◆ **Source records**
+++

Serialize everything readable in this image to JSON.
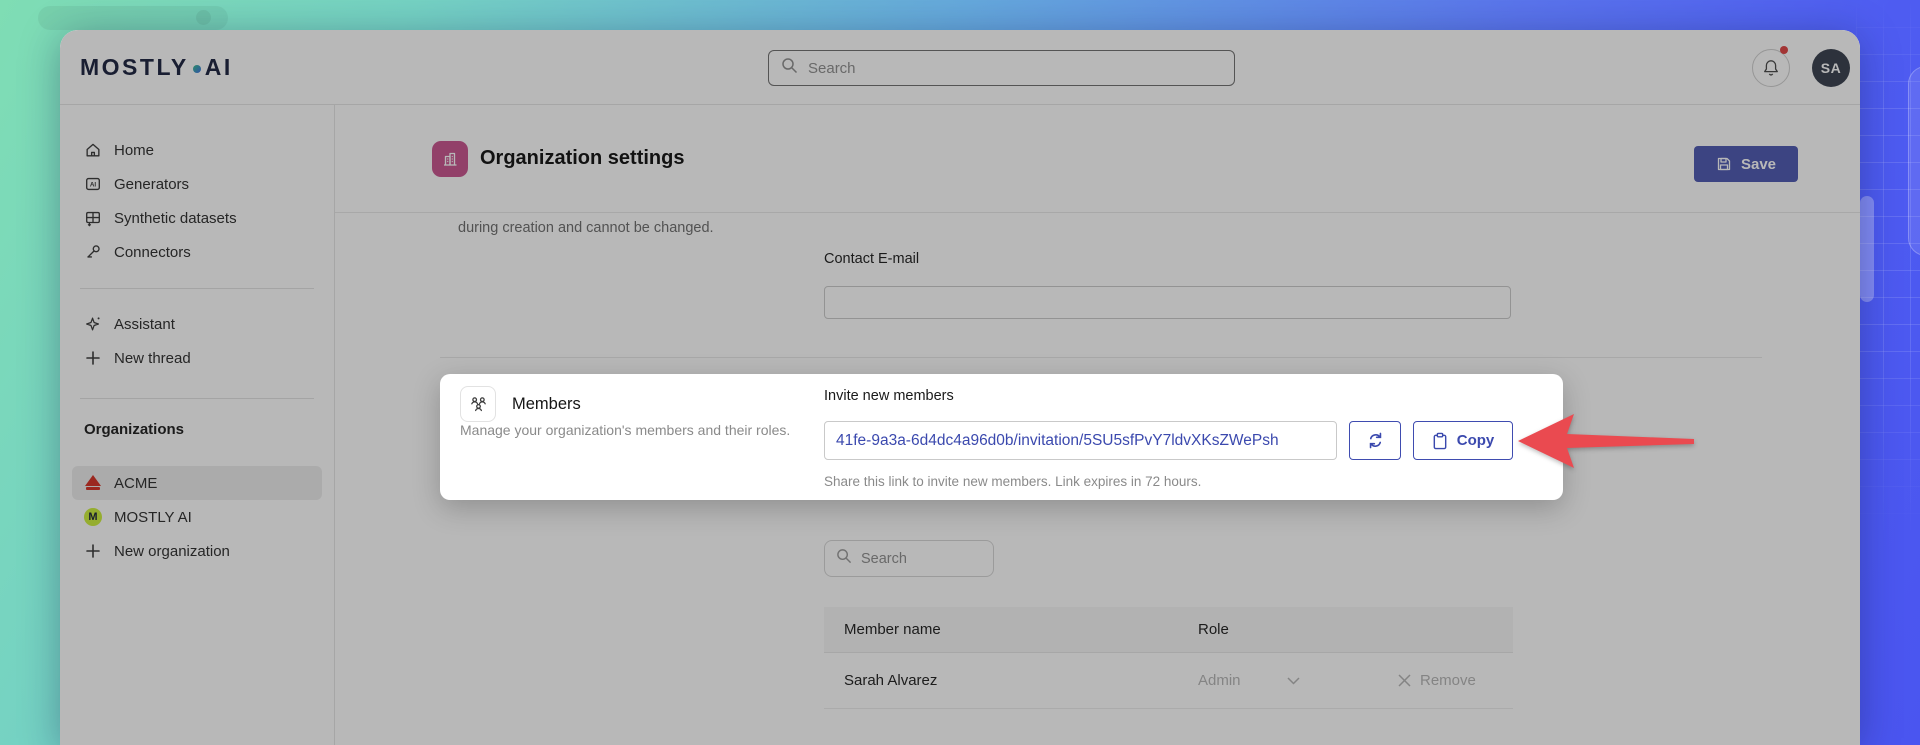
{
  "topbar": {
    "logo_left": "MOSTLY",
    "logo_right": "AI",
    "search_placeholder": "Search",
    "avatar_initials": "SA"
  },
  "sidebar": {
    "nav": [
      {
        "label": "Home"
      },
      {
        "label": "Generators"
      },
      {
        "label": "Synthetic datasets"
      },
      {
        "label": "Connectors"
      }
    ],
    "assistant": [
      {
        "label": "Assistant"
      },
      {
        "label": "New thread"
      }
    ],
    "organizations_label": "Organizations",
    "organizations": [
      {
        "label": "ACME"
      },
      {
        "label": "MOSTLY AI",
        "icon_letter": "M"
      }
    ],
    "new_organization_label": "New organization"
  },
  "page": {
    "title": "Organization settings",
    "save_label": "Save",
    "clipped_line": "during creation and cannot be changed.",
    "contact_email_label": "Contact E-mail",
    "contact_email_value": ""
  },
  "members": {
    "title": "Members",
    "description": "Manage your organization's members and their roles.",
    "invite_label": "Invite new members",
    "invite_link": "41fe-9a3a-6d4dc4a96d0b/invitation/5SU5sfPvY7ldvXKsZWePsh",
    "copy_label": "Copy",
    "helper_text": "Share this link to invite new members. Link expires in 72 hours.",
    "search_placeholder": "Search",
    "table": {
      "columns": [
        {
          "label": "Member name"
        },
        {
          "label": "Role"
        }
      ],
      "rows": [
        {
          "name": "Sarah Alvarez",
          "role": "Admin",
          "remove_label": "Remove"
        }
      ]
    }
  },
  "colors": {
    "primary_indigo": "#3B49AE",
    "save_button": "#4E59B2",
    "arrow_red": "#EA4A50",
    "org_icon_pink": "#C9538F",
    "acme_red": "#D63226",
    "mostly_lime": "#CDEF3C",
    "avatar_bg": "#39404E",
    "notification_dot": "#E04343"
  }
}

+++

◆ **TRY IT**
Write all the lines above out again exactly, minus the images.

◆ **FINISHED EXERCISE**
Serialize everything readable in this image to JSON.
{
  "topbar": {
    "logo_left": "MOSTLY",
    "logo_right": "AI",
    "search_placeholder": "Search",
    "avatar_initials": "SA"
  },
  "sidebar": {
    "nav": [
      {
        "label": "Home"
      },
      {
        "label": "Generators"
      },
      {
        "label": "Synthetic datasets"
      },
      {
        "label": "Connectors"
      }
    ],
    "assistant": [
      {
        "label": "Assistant"
      },
      {
        "label": "New thread"
      }
    ],
    "organizations_label": "Organizations",
    "organizations": [
      {
        "label": "ACME"
      },
      {
        "label": "MOSTLY AI",
        "icon_letter": "M"
      }
    ],
    "new_organization_label": "New organization"
  },
  "page": {
    "title": "Organization settings",
    "save_label": "Save",
    "clipped_line": "during creation and cannot be changed.",
    "contact_email_label": "Contact E-mail",
    "contact_email_value": ""
  },
  "members": {
    "title": "Members",
    "description": "Manage your organization's members and their roles.",
    "invite_label": "Invite new members",
    "invite_link": "41fe-9a3a-6d4dc4a96d0b/invitation/5SU5sfPvY7ldvXKsZWePsh",
    "copy_label": "Copy",
    "helper_text": "Share this link to invite new members. Link expires in 72 hours.",
    "search_placeholder": "Search",
    "table": {
      "columns": [
        {
          "label": "Member name"
        },
        {
          "label": "Role"
        }
      ],
      "rows": [
        {
          "name": "Sarah Alvarez",
          "role": "Admin",
          "remove_label": "Remove"
        }
      ]
    }
  },
  "colors": {
    "primary_indigo": "#3B49AE",
    "save_button": "#4E59B2",
    "arrow_red": "#EA4A50",
    "org_icon_pink": "#C9538F",
    "acme_red": "#D63226",
    "mostly_lime": "#CDEF3C",
    "avatar_bg": "#39404E",
    "notification_dot": "#E04343"
  }
}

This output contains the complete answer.